The second tip features an example that realistically would be better solved by introducing a Value Object, but it is still a good example on how to clean up your code by replacing simple if/else with ternary operator.

To learn more about Value Objects, you can check out this article.

For the ninth tip, personally I would also drop the usage of [-1] syntax.
Imagine you're code pairing and you're telling your partner that they should pick the last element.

You see? It's easier to read through a code that is written kind of the way we are used to speak. So elements.last reads much better than elements[-1].

Collapse
junko911 profile image
Junko T. Author

Hi Marcelo, thank you so much for your suggestions!

I didn't know about Value Objects. This article is really helpful.

Also, I was actually thinking about dropping [-1] syntax from the ninth item.

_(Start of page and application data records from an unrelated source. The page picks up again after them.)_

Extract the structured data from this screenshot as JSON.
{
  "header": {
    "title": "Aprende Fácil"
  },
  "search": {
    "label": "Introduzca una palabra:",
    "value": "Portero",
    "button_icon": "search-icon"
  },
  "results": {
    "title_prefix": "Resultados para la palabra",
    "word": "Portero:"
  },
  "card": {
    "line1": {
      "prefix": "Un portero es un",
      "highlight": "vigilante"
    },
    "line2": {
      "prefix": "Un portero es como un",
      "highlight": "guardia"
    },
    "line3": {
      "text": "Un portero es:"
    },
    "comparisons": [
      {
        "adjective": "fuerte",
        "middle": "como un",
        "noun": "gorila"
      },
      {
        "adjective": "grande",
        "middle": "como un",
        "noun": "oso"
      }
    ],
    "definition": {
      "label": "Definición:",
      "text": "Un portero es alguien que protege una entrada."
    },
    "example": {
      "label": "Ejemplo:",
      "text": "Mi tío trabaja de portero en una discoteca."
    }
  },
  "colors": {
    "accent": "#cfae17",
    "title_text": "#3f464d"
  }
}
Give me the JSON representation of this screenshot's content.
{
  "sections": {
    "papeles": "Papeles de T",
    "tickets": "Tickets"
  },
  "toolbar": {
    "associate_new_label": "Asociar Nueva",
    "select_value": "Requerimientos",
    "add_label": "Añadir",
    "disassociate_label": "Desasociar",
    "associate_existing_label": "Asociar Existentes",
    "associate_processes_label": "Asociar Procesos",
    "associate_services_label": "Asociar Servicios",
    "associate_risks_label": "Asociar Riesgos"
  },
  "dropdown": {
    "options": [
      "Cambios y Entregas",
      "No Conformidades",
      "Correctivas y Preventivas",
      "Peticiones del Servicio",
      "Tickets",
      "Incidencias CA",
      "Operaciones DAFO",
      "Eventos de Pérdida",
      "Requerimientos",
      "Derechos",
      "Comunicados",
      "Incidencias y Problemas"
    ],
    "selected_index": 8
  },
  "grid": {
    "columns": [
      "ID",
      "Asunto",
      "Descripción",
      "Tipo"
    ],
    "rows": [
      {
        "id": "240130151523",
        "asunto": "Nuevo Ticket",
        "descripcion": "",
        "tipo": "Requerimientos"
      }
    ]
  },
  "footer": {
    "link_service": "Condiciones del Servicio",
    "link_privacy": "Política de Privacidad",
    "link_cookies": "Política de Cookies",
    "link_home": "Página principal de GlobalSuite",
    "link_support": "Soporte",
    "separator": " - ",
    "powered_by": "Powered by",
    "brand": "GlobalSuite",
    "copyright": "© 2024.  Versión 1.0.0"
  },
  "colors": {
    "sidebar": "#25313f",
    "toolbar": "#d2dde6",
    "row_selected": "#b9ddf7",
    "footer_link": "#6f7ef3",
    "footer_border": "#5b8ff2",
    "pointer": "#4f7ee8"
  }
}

I decided to keep it as another option but your explanation really makes sense. I might be going to update my article.

Thank you, again!

Collapse
dharshann profile image
Dharshan Bharathuru

with curiosity.
Did you missed to take a look at Rubocop gem!?

Collapse
junko911 profile image
Junko T. Author

Thank you for your comment, Dharshan! Could you point which code snippets you are referring to?

Collapse
dharshann profile image
Dharshan Bharathuru

Junko Tahara. Most of the code snippets you mentioned are mentioned in ruby style guides(github.com/rubocop-hq/ruby-style-g...). And rubocop gem automatically points out these code smells and have the option to auto correct it safely(github.com/rubocop-hq/rubocop).